A passionate collector takes his inherited collection of traditional art to another level Adewole Ajao writes
A pleasing problem, Solomon Ogbonna Nwinyinya calls his current art collection. The baton has now passed into the hand of this Ebonyi State indigene decades after understudying his late father Chief Aguene Nwinyinya Okorie. The more than 400 carvings and sculptures, which adorn his Lagos home, are the bequest from his dad (whose was better known by his title, Agu Udo I of Onicha Igboeze). Before his passage in 2004, the chief instructed that his 6700 artworks be shared among his surviving children. “My dad was born in 1901 and died in 2004,” the collector explained during a tour of his house. “He was described as a native doctor because he used to collect art from the primary dealers and makers.”

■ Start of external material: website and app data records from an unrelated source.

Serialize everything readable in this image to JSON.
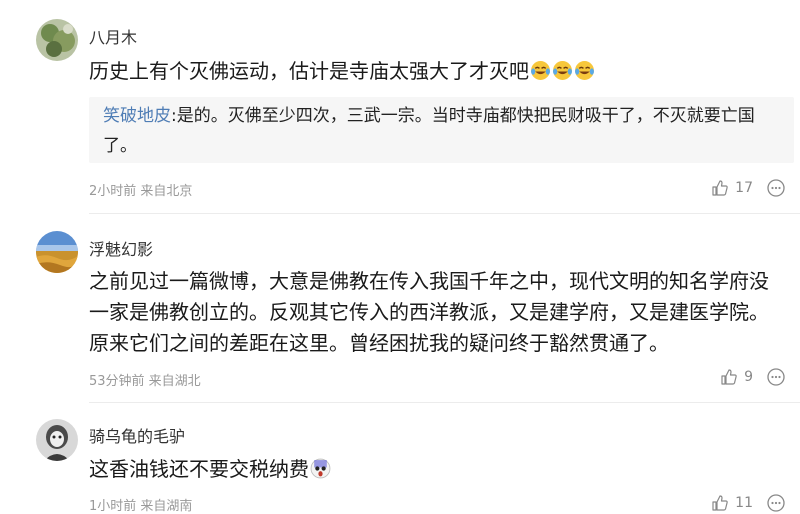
{
  "comments": [
    {
      "username": "八月木",
      "content": "历史上有个灭佛运动，估计是寺庙太强大了才灭吧",
      "emojis": [
        "laugh-cry-icon",
        "laugh-cry-icon",
        "laugh-cry-icon"
      ],
      "reply": {
        "user": "笑破地皮",
        "text": ":是的。灭佛至少四次，三武一宗。当时寺庙都快把民财吸干了，不灭就要亡国了。"
      },
      "meta": "2小时前 来自北京",
      "likes": "17"
    },
    {
      "username": "浮魅幻影",
      "content": "之前见过一篇微博，大意是佛教在传入我国千年之中，现代文明的知名学府没一家是佛教创立的。反观其它传入的西洋教派，又是建学府，又是建医学院。原来它们之间的差距在这里。曾经困扰我的疑问终于豁然贯通了。",
      "meta": "53分钟前 来自湖北",
      "likes": "9"
    },
    {
      "username": "骑乌龟的毛驴",
      "content": "这香油钱还不要交税纳费",
      "emojis": [
        "scared-face-icon"
      ],
      "meta": "1小时前 来自湖南",
      "likes": "11"
    }
  ]
}
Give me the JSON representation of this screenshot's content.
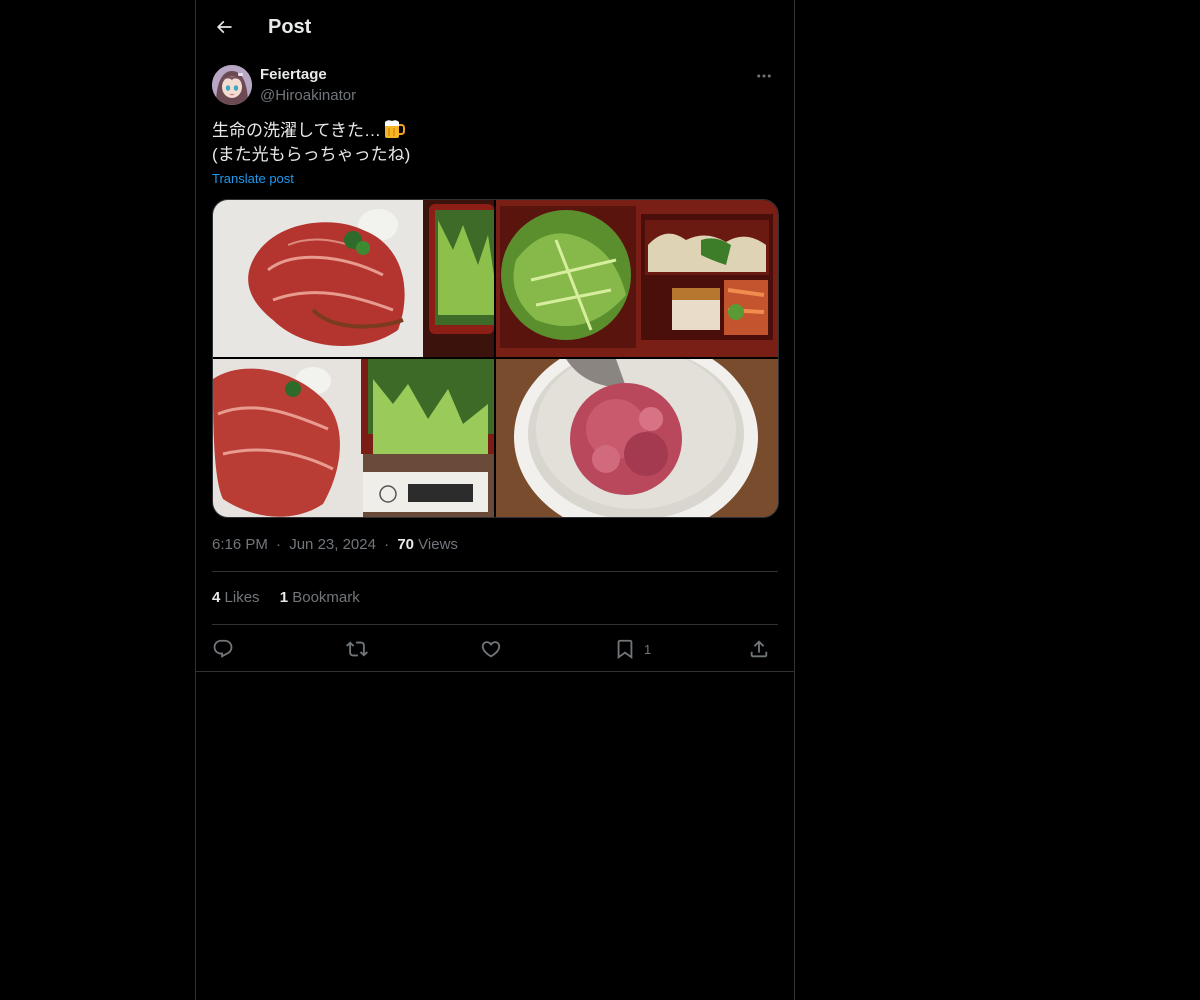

A bronze horse, which recently escaped the bid of a popular entrepreneur, was standing conspicuously beside the swimming pool outside. The sentry mounted on it with outstretched hands beckoned the visitor to a section lined with his other wooden colleagues who coalesced to make the scene idyllic. Most of the works, Nwinyinya revealed, were put in storage after being ferried to Lagos during several trips to Ebonyi and back. This was the only logical way to reduce the wear and tear already discernible in some works.
“Some took five years. Some were months and it was based on when I had the capacity,” he said of those trips.
Comprising furniture, carvings, terracotta, jewellery, ancient ornaments, keys, bronze forms and other forms, they are a shot in the arm for private efforts at compiling multifarious art. With sound artworks going for pricey amounts nowadays, his recollection on how his dad made the purchases via trading by barter are indeed nostalgic. Back then, bags of Abakaliki rice, yams and other crops were legal tender. With this mode of payment, a collection whose provenance has not been completely verified swelled.
“We have about 98 percent [of works] of Nigerian origin,” said Nwinyinya. “Others are from Mali, Zaire and Cameroon.”
Revealing that he has no plans to sell any of the cherished works due to his personal beliefs, Nwinyinya added that the dream is for two galleries in Lagos and Ebonyi States that will display the works. These structures will also house museums that he hopes will increase the value of the works while boosting the tourism potentials of the country. Both structures will be called the Aguene Art Foundation.
“I won’t sell [them]. My brother’s collection is in my care and I am holding it to do what I will as per the museum. He will also support [my efforts]. I have got a place in Lekki Phase One to build a gallery for modern art. The second floor will be a museum.”
A book will also be launched on November 17 at the Eko Hotel and Suites. Titled White Man’s Interest in African Art: Unknown Facts, it is a document that hopes to bring aficionados closer to the collection and their history. This effort was boosted by his father’s painstaking attention to documenting the origin of each work.
“I have a Canadian and another foreigner partnering in the set up. They are also curators. My father made a very vital history of the works; he documented who he bought them from and whenever there was blood on any one of the works, he ensured they (sellers) made a thumbprint [to prove they were not stolen from a shrine].”
While he remained reticent about the value of the total haul, he claimed it for surpassed that of a modest collection of paintings and sculptures he had acquired.
“I collect other works. What I collect more are modern paintings that I can afford. I also collect Osogbo art. I go there and have about 40 commissioned works at home.”